- McKee, Jennifer. "Mr. Tester Goes to Washington". Archived January 6, 2010, at the Wayback Machine Montana Magazine. January 15, 2007. Article quoted at Jon Tester's official Senate website. Retrieved 2009-12-26.
- "Jon Tester: The Right Man to Represent Montana". Archived March 8, 2010, at the Wayback Machine testerforsenate.com. Archived August 6, 2007, at the Wayback Machine. Retrieved December 26, 2009.
- Terris, Ben (May 2, 2017). "Jon Tester could teach Democrats a lot about rural America — if he can keep his Senate seat". Washington Post. Retrieved February 5, 2018.
- Steinhauer, Jennifer (January 10, 2012). "Loyal to His 4-Legged Constituents". The New York Times. Archived from the original on May 2, 2012. Retrieved October 6, 2012.
- Senator Jon Tester official U.S. Senate website
- Jon Tester for Senate
- Jon Tester at Curlie
- Biography at the Biographical Directory of the United States Congress
- Profile at Vote Smart
- Financial information (federal office) at the Federal Election Commission
- Legislation sponsored at the Library of Congress
|Party political offices|
| Democratic nominee for U.S. Senator from Montana
2006, 2012, 2018
| Chair of the Democratic Senatorial Campaign Committee
Chris Van Hollen
| U.S. Senator (Class 1) from Montana
Served alongside: Max Baucus, John Walsh, Steve Daines
| Chair of the Senate Indian Affairs Committee
| Ranking Member of the Senate Indian Affairs Committee
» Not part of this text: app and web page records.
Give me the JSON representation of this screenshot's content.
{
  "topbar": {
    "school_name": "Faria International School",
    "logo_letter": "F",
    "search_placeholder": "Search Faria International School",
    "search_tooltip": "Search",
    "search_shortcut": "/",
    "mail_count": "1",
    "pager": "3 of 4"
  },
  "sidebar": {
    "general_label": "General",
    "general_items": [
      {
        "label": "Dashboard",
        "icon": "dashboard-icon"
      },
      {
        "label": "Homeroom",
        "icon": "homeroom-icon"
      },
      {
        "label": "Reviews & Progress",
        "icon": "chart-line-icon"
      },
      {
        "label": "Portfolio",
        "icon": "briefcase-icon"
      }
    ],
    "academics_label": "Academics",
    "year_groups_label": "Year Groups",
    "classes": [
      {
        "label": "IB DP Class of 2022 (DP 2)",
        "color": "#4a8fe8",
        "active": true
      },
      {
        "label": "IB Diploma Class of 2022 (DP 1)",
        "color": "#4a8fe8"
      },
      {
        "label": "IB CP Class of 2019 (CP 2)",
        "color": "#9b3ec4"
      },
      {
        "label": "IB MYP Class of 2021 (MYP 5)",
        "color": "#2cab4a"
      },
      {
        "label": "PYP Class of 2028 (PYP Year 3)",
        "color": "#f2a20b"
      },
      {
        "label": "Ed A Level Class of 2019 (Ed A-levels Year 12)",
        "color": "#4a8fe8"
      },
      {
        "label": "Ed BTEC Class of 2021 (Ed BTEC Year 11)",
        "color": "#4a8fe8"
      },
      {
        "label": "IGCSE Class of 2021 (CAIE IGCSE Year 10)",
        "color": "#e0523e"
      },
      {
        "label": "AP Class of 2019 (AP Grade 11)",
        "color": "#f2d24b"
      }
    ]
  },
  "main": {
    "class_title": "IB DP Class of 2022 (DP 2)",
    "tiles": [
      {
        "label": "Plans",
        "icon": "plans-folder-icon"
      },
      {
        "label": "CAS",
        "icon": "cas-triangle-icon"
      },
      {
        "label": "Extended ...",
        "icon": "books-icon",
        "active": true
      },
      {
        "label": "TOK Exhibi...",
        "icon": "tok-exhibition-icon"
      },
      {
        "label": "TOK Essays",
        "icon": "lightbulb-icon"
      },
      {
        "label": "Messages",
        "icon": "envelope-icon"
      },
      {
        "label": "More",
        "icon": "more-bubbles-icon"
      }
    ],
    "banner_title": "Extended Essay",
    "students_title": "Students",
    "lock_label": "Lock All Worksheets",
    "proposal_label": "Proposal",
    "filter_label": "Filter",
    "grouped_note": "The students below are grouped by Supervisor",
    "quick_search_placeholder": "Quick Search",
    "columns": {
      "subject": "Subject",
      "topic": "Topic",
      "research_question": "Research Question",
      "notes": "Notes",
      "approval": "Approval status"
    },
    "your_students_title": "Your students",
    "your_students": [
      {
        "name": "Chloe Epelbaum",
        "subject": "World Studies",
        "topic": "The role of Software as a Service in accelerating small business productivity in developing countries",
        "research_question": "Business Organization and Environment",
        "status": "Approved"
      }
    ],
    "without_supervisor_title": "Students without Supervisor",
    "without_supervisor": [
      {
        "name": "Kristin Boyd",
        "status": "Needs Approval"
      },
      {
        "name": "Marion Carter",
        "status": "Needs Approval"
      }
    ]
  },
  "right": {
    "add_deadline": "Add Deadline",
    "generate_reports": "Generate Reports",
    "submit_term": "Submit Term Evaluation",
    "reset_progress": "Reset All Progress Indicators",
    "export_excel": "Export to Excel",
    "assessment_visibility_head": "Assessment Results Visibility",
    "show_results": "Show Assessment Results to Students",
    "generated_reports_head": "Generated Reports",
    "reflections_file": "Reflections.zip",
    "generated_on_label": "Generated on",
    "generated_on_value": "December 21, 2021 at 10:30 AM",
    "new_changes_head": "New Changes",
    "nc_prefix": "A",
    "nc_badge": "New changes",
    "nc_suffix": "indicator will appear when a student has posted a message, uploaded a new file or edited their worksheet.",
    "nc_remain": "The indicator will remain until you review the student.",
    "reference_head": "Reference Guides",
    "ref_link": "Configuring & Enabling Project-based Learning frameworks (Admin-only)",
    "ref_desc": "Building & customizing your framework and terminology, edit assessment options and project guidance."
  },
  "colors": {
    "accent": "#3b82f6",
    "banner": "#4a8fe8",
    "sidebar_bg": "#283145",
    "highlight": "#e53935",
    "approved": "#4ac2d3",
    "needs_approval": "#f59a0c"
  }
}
| Ranking Member of the Senate Veterans' Affairs Committee
|U.S. order of precedence (ceremonial)|
| United States Senators by seniority